2006 Nobel Prize in chemistry for insight into cells

Wednesday, October 4, 2006

Roger D. Kornberg of Stanford University won the 2006 Nobel Prize for chemistry "for his studies of the molecular basis of eukaryotic transcription". Kornberg's prize-winning work explains how information encoded in genes is used to produce the proteins that keep cells functioning.

Eucaryotes are a multi-celled organisms, such as animals, plants and fungi, which have their genetic material stored in nuclei within their cells. In order to use their genetic information, eukaryotes must extract bits of the coded information. This occurs via the formation of messenger RNA, which consists of copies of a particular gene within the DNA strand. Protein biosynthesis takes place when proteins are built from the information transcribed with the messenger RNA. Eucaryotic transcription is vital for life. If the transcription is interrupted, as can happen when cells are exposed to certain toxins, the cells will die.

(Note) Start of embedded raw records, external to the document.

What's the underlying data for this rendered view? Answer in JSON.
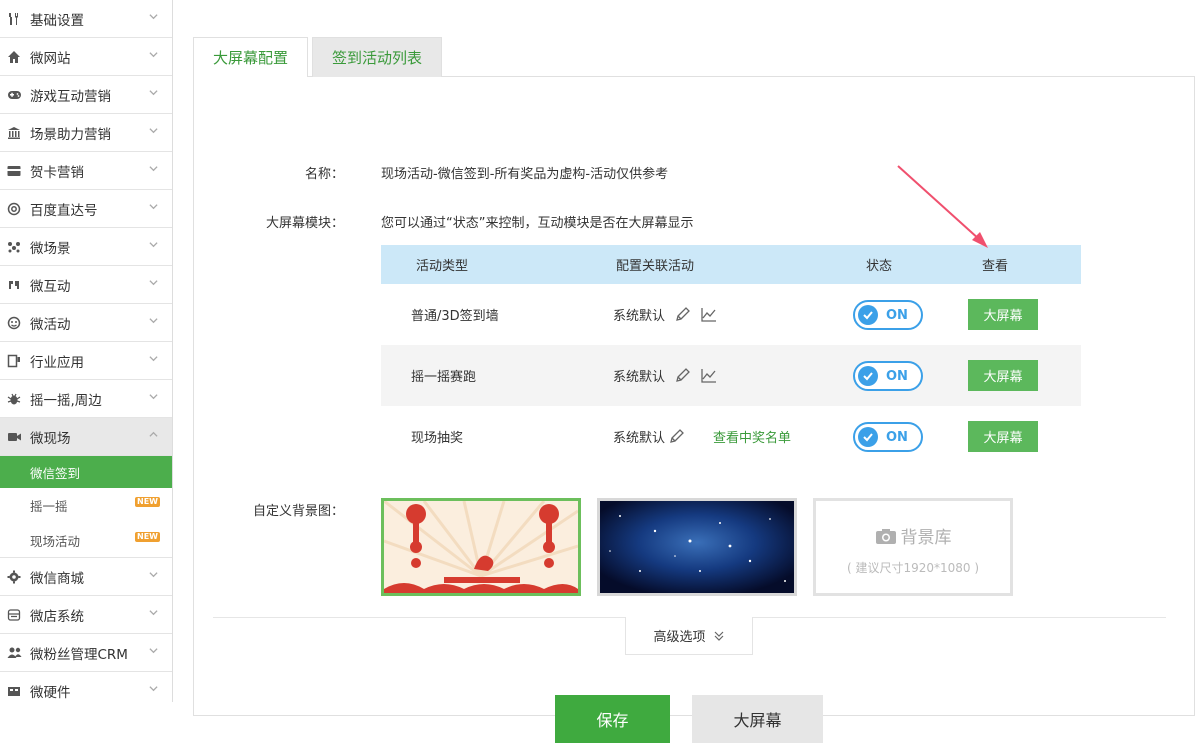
{
  "sidebar": {
    "items": [
      {
        "label": "基础设置",
        "icon": "wrench-icon"
      },
      {
        "label": "微网站",
        "icon": "home-icon"
      },
      {
        "label": "游戏互动营销",
        "icon": "gamepad-icon"
      },
      {
        "label": "场景助力营销",
        "icon": "bank-icon"
      },
      {
        "label": "贺卡营销",
        "icon": "card-icon"
      },
      {
        "label": "百度直达号",
        "icon": "at-icon"
      },
      {
        "label": "微场景",
        "icon": "scene-icon"
      },
      {
        "label": "微互动",
        "icon": "interact-icon"
      },
      {
        "label": "微活动",
        "icon": "activity-icon"
      },
      {
        "label": "行业应用",
        "icon": "app-icon"
      },
      {
        "label": "摇一摇,周边",
        "icon": "bug-icon"
      },
      {
        "label": "微现场",
        "icon": "video-icon"
      }
    ],
    "subitems": [
      {
        "label": "微信签到",
        "badge": ""
      },
      {
        "label": "摇一摇",
        "badge": "NEW"
      },
      {
        "label": "现场活动",
        "badge": "NEW"
      }
    ],
    "items_after": [
      {
        "label": "微信商城",
        "icon": "gear-icon"
      },
      {
        "label": "微店系统",
        "icon": "store-icon"
      },
      {
        "label": "微粉丝管理CRM",
        "icon": "users-icon"
      },
      {
        "label": "微硬件",
        "icon": "hardware-icon"
      }
    ]
  },
  "tabs": {
    "config": "大屏幕配置",
    "list": "签到活动列表"
  },
  "form": {
    "name_label": "名称：",
    "name_value": "现场活动-微信签到-所有奖品为虚构-活动仅供参考",
    "module_label": "大屏幕模块：",
    "module_hint": "您可以通过“状态”来控制，互动模块是否在大屏幕显示",
    "bg_label": "自定义背景图："
  },
  "table": {
    "headers": {
      "type": "活动类型",
      "config": "配置关联活动",
      "status": "状态",
      "view": "查看"
    },
    "rows": [
      {
        "type": "普通/3D签到墙",
        "config": "系统默认",
        "status": "ON",
        "button": "大屏幕",
        "link": ""
      },
      {
        "type": "摇一摇赛跑",
        "config": "系统默认",
        "status": "ON",
        "button": "大屏幕",
        "link": ""
      },
      {
        "type": "现场抽奖",
        "config": "系统默认",
        "status": "ON",
        "button": "大屏幕",
        "link": "查看中奖名单"
      }
    ]
  },
  "background": {
    "library_title": "背景库",
    "library_hint": "( 建议尺寸1920*1080 )"
  },
  "advanced": "高级选项",
  "buttons": {
    "save": "保存",
    "big_screen": "大屏幕"
  },
  "colors": {
    "accent_green": "#5cb85c",
    "toggle_blue": "#3ba0e8",
    "table_header": "#cce8f8"
  }
}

Kornberg documented eukaryotic transcription with snapshots of the process in action. He created the snapshots by crystallizing cellular material partway through transcription, and exposing them to x-rays that produced patterns revealing the intermediate structures. Kornberg's work is vital for our understanding of life at the molecular level, and may lead to novel drugs and medical treatments.

Kornberg's father Arthur Kornberg won the Nobel Prize in physiology and medicine in 1959 for explaining how organisms make DNA from amino acids.